Irving Penn (1917-2009), Ballet Society, New York, 1948.
The Dream, a one act-ballet adapted from Shakespeare, was created in 1964 by Frederick Ashton (1904-1988) for the Royal Ballet. Depicted is elegant Oberon, king of the forest fairies, in a later production. The popular music is by Félix Mendelssohn.
With music by Pyotr Ilyich Tchaikovsky (1840-1893) and first performed in 1965, Onegin is one of the most popular story ballets for audiences to watch and for dancers to aspire to perform in. His ballet masterpiece, Onegin was created by John Cranko (1927-1973). The lead roles of Tatiana and Onegin, and Olga and Lensky, are finely drawn characters who tell a story of love and tragedy through a series of intricate and diverse dance sequences.
A staple of The Royal Ballet since its premiere in 1978, Mayerling by principal choreographer and former artistic director Kenneth MacMillan (1929-1992) is a tragic story based on the true story of the murder-suicide of the dissolute crown prince of Austria-Hungary and his mistress. The music is by Franz Liszt. Appearing in virtually every scene in a three act ballet, the male lead dancer performing with five different ballerinas, is one of the most demanding roles of the ballet stage. Mayerling is the Imperial hunting lodge in the Vienna Woods where the bodies of the pair were discovered on January 30, 1889.
Considered the greatest Italian ballerina of the late nineteenth century, Pierina Legnani (1868-1930) trained at La Scala Theatre Ballet School in Milan and later danced famously throughout Europe, especially in Italy and Russia. at the Imperial Marinsky Theatre in 1896 for the lead role in La Perle, an original production created for Legnani.
Modern production at The Mariinsky Theater in St. Petersburg, Russia. The historic theater of ballet and opera opened in 1860.
Pierina Legnani with Olga Preobrajenska in 1899, two of the greatest ballerinas dancing in the late nineteenth century (1871-1962).
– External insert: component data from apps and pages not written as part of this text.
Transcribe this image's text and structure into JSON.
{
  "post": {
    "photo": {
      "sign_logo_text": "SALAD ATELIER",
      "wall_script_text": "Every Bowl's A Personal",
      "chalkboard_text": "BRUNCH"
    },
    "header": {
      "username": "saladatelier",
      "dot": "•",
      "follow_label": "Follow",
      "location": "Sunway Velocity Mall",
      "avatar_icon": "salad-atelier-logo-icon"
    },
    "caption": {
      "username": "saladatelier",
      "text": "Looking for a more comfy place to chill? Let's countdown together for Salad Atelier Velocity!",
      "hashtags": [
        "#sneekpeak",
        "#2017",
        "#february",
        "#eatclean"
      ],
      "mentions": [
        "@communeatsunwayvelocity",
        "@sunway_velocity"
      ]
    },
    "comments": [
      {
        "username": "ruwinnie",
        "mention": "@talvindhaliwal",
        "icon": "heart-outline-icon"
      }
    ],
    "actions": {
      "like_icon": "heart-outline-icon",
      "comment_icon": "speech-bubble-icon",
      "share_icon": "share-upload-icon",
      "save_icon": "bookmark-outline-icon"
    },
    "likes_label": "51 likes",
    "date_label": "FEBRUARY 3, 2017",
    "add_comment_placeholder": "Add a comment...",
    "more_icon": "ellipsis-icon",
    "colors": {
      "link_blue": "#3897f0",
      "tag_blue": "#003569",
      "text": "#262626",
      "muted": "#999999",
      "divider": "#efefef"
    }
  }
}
Natalya Bessmertnova and Mikhail Lavrovsky dance the roles of Giselle and Albrecht in Adam’s ballet Giselle. With its premiere at the Paris Opera (Salle Le Peletier) in June 1841, the ballet Giselle was a triumph and immediately staged across Europe. The music is composed by Adolphe Adam (1803-1856) and became the French composer’s most popular and enduring work. Musically Adam introduced the leitmotif, that is, a specific theme for a character who appears on stage in the ballet. The libretto was scored by Théophile Gautier (1811-1872) and Jules-Henri Vernoy de Saint-Georges (1799-1875) with choreography by Jean Coralli (1779-1854) and Jules Perrot (1810-1892). The story is about two lovers, Giselle and Albrecht. When Giselle discovers that Albrecht is already betrothed to Bathilde she dies of a broken heart at the end of Act I. This leads to the appearance in Act II of a group of otherworldly and potentially mortally dangerous Wilis, a type of young female vampire, intent on revenge for Giselle by securing Albrecht’s destruction.
Paris Opera (Salle Le Peletier) in 1844 by A. Provost, depicted around the time of the premiere of Adolphe Adam’s triumphant ballet Giselle. The opera building, opened in 1820, was completely destroyed by fire in 1873 and replaced in a new location by today’s Palais Garnier.
Opera Le Peletier salle by Gustave Janet (1829-1898) in 1858.